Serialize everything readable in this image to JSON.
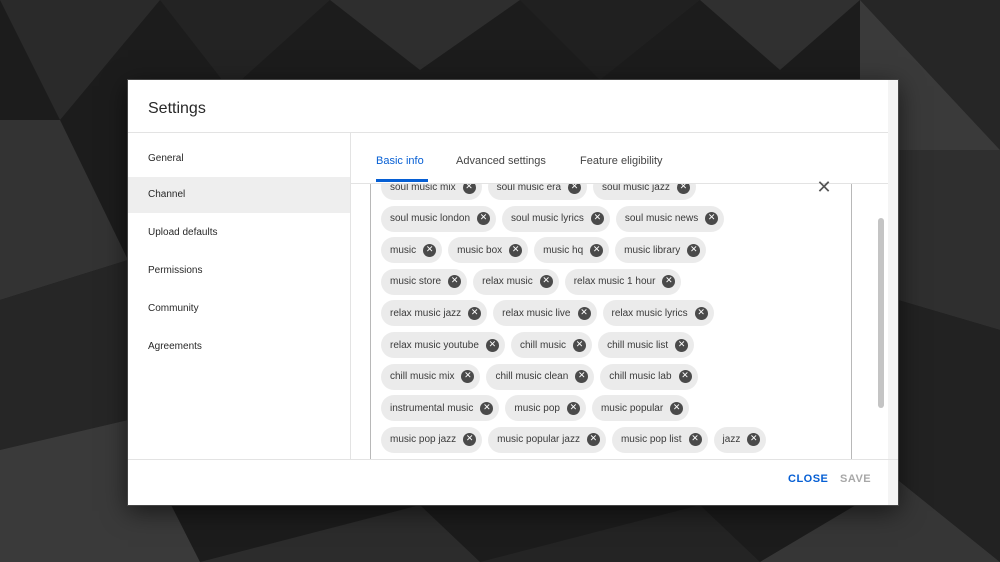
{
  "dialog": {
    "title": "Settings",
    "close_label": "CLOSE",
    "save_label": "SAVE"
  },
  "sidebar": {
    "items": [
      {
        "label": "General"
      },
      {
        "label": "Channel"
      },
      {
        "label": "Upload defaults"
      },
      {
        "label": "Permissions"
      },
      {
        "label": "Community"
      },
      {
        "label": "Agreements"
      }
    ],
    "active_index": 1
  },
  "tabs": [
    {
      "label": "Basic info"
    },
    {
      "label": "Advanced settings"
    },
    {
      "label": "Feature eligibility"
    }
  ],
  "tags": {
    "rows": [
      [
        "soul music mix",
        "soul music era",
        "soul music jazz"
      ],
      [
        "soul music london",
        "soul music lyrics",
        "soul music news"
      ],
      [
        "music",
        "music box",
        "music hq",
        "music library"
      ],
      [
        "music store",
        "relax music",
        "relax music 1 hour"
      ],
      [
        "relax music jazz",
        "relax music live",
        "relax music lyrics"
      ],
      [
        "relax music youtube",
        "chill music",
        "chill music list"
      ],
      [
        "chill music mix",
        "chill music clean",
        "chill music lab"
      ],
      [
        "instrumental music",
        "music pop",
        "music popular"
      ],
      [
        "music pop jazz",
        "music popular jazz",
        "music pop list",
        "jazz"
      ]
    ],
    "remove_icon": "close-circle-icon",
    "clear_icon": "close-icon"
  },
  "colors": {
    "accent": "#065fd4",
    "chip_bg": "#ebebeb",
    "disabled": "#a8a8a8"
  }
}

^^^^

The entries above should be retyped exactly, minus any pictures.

Serialize everything readable in this image to JSON.
{
  "dialog": {
    "title": "Settings",
    "close_label": "CLOSE",
    "save_label": "SAVE"
  },
  "sidebar": {
    "items": [
      {
        "label": "General"
      },
      {
        "label": "Channel"
      },
      {
        "label": "Upload defaults"
      },
      {
        "label": "Permissions"
      },
      {
        "label": "Community"
      },
      {
        "label": "Agreements"
      }
    ],
    "active_index": 1
  },
  "tabs": [
    {
      "label": "Basic info"
    },
    {
      "label": "Advanced settings"
    },
    {
      "label": "Feature eligibility"
    }
  ],
  "tags": {
    "rows": [
      [
        "soul music mix",
        "soul music era",
        "soul music jazz"
      ],
      [
        "soul music london",
        "soul music lyrics",
        "soul music news"
      ],
      [
        "music",
        "music box",
        "music hq",
        "music library"
      ],
      [
        "music store",
        "relax music",
        "relax music 1 hour"
      ],
      [
        "relax music jazz",
        "relax music live",
        "relax music lyrics"
      ],
      [
        "relax music youtube",
        "chill music",
        "chill music list"
      ],
      [
        "chill music mix",
        "chill music clean",
        "chill music lab"
      ],
      [
        "instrumental music",
        "music pop",
        "music popular"
      ],
      [
        "music pop jazz",
        "music popular jazz",
        "music pop list",
        "jazz"
      ]
    ],
    "remove_icon": "close-circle-icon",
    "clear_icon": "close-icon"
  },
  "colors": {
    "accent": "#065fd4",
    "chip_bg": "#ebebeb",
    "disabled": "#a8a8a8"
  }
}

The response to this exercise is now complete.